In Chinese culture, the idea that “farmers shall be sweating at the plow, scholars shall be diligent in learning, and women shall be skilled at needlework” is prevalent. As a medium in which women could materialize their ideas, needlework was closely related to women’s lives.


Needlework, as a Chinese folk art, refers to women’s traditional jobs such as spinning, weaving, sewing, embroidering, applique, patching, pattern cutting, starching, dyeing, and making caps and shoes. Any handiwork by women can be called needlework or nühong in Chinese.


As the craft became popular among ancient Chinese women, it influenced women’s lifestyles, values and emotional expression. Therefore, using needle and thread instead of pen and ink to express themselves is a unique feature of Chinese women’s art. The needlework and the word form a special interactive relationship.


In many parts of China, there is a tradition of woman expressing their love through embroidery, weaving and other means, thus establishing a special discourse system. “Jiu Zhang Ji,” a famous Song ci lyric by an unknown writer, sings of the subtle feelings of an unmarried woman through the description of needlework.


Needlework and female emotions are fully combined to form a complete and complex symbolic system. Needlework and text, as two sets of symbols, become freely interchangeable. Similar “needlework plus text” expression can also be seen in Dream of the Red Chamber and Plum in the Golden Vase. It can be said that the visuals and texts are a complete writing form of ancient women.


From the perspective of literature research, as a unique form of women’s expression, needlework uses a different way of thinking from writing. In short, the words tend to be plain, linear and straightforward, while the needlework reciprocates, interweaves and overlays, steering away from the linear logic of words, often creating stereoscopic, multi-dimensional and spatial expression.


In ancient China, women had long been trained to do needlework in their boudoir. In a way, needlework can indeed be regarded as a kind of poetics, and women who engage in it metaphorical poets. The graphic writing of needlework and text is closely connected with traditional writing in a metaphorical way, and also it expands the writing medium in practice. In this sense, we can say that ancient Chinese women have been engaged in cross-media creation for thousands of years.

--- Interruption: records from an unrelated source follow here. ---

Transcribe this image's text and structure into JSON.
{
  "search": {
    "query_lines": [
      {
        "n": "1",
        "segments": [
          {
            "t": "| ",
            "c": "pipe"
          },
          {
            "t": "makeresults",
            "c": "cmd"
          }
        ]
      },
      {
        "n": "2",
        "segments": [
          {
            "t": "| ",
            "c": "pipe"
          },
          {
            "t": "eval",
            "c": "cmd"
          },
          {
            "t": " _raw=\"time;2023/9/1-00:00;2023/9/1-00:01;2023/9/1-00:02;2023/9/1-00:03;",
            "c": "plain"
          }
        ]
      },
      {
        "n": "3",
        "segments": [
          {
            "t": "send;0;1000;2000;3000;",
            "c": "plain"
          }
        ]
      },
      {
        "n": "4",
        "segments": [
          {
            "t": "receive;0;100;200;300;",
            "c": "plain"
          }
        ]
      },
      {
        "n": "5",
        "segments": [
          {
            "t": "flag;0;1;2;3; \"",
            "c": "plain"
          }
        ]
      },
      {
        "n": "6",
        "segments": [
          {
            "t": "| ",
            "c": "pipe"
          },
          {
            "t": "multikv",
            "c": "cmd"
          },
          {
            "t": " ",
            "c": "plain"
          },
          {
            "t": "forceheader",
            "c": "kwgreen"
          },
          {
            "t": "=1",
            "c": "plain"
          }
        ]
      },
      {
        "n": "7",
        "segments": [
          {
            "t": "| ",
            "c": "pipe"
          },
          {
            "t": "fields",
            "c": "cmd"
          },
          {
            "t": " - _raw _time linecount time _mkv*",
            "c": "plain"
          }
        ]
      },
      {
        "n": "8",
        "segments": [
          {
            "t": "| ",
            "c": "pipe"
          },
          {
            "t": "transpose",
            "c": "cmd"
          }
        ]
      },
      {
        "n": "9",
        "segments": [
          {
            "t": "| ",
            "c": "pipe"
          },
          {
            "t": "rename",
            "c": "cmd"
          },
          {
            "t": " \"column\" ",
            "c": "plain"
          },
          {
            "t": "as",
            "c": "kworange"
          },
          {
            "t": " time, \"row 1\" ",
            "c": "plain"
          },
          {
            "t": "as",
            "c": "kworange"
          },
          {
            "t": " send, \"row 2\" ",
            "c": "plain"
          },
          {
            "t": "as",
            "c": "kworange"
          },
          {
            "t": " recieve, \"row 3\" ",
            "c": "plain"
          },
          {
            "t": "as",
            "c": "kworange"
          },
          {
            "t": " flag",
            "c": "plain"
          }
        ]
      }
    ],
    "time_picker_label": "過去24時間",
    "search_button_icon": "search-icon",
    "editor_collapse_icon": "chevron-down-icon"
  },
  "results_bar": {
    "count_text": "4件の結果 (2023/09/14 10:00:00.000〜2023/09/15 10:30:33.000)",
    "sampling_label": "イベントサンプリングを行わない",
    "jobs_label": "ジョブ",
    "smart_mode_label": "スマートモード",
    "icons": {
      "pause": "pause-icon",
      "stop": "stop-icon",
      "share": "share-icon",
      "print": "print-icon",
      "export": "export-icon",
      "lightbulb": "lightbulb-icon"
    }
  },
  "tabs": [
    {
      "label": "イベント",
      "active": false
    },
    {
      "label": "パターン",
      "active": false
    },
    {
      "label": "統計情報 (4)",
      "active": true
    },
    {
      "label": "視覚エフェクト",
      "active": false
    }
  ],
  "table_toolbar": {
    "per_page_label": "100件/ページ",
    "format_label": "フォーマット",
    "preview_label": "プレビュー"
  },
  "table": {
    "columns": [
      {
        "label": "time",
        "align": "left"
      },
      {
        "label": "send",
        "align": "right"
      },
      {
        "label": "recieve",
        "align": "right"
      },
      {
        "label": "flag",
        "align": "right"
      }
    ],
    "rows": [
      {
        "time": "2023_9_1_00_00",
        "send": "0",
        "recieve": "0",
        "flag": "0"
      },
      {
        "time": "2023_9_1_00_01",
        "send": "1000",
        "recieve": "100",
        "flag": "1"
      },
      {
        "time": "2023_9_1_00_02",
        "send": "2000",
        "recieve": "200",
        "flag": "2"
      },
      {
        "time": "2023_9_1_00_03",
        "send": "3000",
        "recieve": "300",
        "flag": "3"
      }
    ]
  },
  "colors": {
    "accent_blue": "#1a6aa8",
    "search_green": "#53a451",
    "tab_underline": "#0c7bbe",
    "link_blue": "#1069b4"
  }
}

In today’s cross-media context, many female writers try to implement a special structure of women’s expression by inheriting the traditions of their ancestors. Hong Kong novelist Xi Xi is one representative. Her novel Flying Carpet: A Tale of Fertillia adopts the method of weaving in structure. Xi Xi is good at sewing puppets by hand. When she makes them, she often has wonderful literary thoughts, and as such the novel actively explores a conversation between the codes of hand craft and literature.


The structural arrangement of the novel is very creative, which reflects the influence of women’s craftwork on their way of thinking and cognition, and it also continues the special writing tradition of mutually supporting visuals and text in traditional Chinese women’s expression.


To sum up, women’s expression has a long history of jointly using visuals and text, which reflects the unique aesthetics of Chinese women. However, since the concept of women’s literature comes from the West, when studying the creation of Chinese women’s literature, scholars often do not distinguish the imported Western theories from the tradition.


Therefore, an in-depth study of the tradition will be conducive to understanding the creativity of Chinese women’s literature, and it will also be of great value in constructing the theory of a women’s literature with Chinese characteristics.

Xiao Lihua is from the College of Humanities at Zhejiang Normal University.